It’s 11:00 am. 

Brian tasks me with assembling two new wheelbarrows for use this weekend’s volunteer work project. I complete the first wheelbarrow and take it for a test run. I have Brian check it over and it’s approved. I walk inside to grab a drink and pass Xylem’s desk. She’s on the phone but I make a sleeping motion and then give her a thumbs up, she nods, and then I head outside. I complete the second wheelbarrow in much less time now that I know what I’m doing. Brian asks if I can fix the two other wheelbarrows using the parts from a third that we are going to recycle. I’m getting hungry and so I head inside to get lunch first.

It’s 1:00 pm. 

I realize that I didn’t pack a lunch, and so I head home to The Roost to grab a box of spaghetti and some alfredo sauce. I return to find Xylem putting the animals going to Outdoor School in her car and asking if someone would be there when she gets back with them after the lesson. I assure her that I’ll be here, and I start making my lunch. I have two hours until my interview and so I look over my PowerPoint one last time while my water is boiling. Upon finishing my lunch, I head back outside to finish fixing the wheelbarrows. Once the fixed wheelbarrows are stored neatly next to the building and the tools are put away I look at my phone and see the time. It’s almost time for my interview.
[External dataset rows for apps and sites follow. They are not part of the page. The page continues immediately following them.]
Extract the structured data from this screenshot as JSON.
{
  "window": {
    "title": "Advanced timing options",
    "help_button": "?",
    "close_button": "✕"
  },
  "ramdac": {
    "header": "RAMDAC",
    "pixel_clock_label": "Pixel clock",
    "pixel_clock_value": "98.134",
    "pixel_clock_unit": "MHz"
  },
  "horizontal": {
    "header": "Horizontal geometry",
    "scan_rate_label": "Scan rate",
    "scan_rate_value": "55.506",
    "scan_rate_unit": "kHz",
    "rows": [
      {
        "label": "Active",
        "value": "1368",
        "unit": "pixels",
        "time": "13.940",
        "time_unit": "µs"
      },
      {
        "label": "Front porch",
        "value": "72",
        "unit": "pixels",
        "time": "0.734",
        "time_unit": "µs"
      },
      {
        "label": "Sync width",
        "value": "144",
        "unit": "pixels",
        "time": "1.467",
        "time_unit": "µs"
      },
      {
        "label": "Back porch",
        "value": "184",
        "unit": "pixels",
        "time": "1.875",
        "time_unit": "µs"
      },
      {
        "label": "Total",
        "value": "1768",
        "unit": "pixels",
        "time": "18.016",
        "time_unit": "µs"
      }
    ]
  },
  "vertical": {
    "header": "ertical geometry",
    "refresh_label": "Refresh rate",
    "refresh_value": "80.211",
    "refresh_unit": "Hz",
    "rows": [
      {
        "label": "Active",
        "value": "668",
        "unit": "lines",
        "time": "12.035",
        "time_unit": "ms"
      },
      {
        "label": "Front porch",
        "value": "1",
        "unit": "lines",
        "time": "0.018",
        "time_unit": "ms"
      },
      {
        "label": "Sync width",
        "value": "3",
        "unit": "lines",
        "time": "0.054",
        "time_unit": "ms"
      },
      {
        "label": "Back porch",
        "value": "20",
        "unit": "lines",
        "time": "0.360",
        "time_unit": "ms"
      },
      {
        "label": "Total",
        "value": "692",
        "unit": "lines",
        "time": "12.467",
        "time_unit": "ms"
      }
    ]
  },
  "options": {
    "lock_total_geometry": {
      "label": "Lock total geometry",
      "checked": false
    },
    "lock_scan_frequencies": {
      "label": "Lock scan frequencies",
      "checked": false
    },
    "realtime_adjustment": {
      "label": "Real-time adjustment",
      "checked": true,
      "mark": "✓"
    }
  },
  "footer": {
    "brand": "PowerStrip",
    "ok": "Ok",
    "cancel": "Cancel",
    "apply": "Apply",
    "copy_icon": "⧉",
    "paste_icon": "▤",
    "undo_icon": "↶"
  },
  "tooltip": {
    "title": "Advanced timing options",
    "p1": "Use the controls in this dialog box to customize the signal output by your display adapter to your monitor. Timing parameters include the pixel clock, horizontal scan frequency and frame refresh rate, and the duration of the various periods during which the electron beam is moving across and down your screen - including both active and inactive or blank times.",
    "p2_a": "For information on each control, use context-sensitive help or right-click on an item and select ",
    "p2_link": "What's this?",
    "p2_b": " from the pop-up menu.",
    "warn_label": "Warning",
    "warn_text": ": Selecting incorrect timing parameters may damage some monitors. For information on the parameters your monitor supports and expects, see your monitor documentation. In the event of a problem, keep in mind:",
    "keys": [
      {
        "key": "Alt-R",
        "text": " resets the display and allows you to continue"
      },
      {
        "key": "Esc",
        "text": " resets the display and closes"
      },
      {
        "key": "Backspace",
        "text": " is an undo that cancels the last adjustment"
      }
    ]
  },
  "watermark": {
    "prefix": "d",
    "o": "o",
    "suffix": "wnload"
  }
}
It’s 2:55 pm. 

I’ve cleaned up and have Skype pulled up ready for the interview. I’m testing my microphone and camera on my laptop and looking at my PowerPoint one last time. I get the call. They give me the run down of the job, ask their questions, and I ask mine. I wrap up the interview with my PowerPoint presentation, thank them for the opportunity, and say goodbye. I take a deep breath and lean back in my chair; the stressful part of my day is over.

It’s 4:57 pm. 

I walk out of the conference room and around the Center to stretch my legs after two hours of sitting in the same chair.  Most people have left by now to go enjoy the beautiful day. I check in with Josh and he asks me to lock up before I leave. I walk into the Discovery Room to see Rory and Lexi working on the canopy for the interactive model of a tree that will eventually stand there. I help them clean up and then walk around the building and start locking up. As I finish, I notice Xylem has returned with the animals, and so I help bring them inside and leave them with the animal care staff. I head on my way to have dinner with my brother and mother in Bellefonte.

It’s 8:25 pm.

I head back over the mountain and stop by the Roost to grab some clothes and a contact case. I head to Camp Blue Diamond to try and make it there before campfire ends. I arrive and find Cardinal practicing a new song by the campfire. Everyone else is still on their night walk but will soon return. Cardinal tells a final story and sings one last song before we head back to our cabins for the night. The kids brush their teeth and some shower before we go to the cabin for lights out. Log turns off the light once all the kids are situated in their beds and we try to go to sleep.

It’s 10:15 pm. 

I check my phone one last time to make sure my alarm is set for the next day, and then I slowly drift off to sleep.

It’s 6:45 am.

I wake up the next morning, with a different schedule and different activities planned. As an intern, no day is ever the same and you do your best to keep up with the ever-changing schedule. The day I described was a long day, but it wasn’t a normal day, nor was it even my longest day. We are given many amazing opportunities to help in all aspects and areas around the Center, and it’s hard to pass those opportunities up. It means long days, but it also means lots of personal and professional growth. Thanks for reading, and I hope you enjoyed a day in the life of an intern!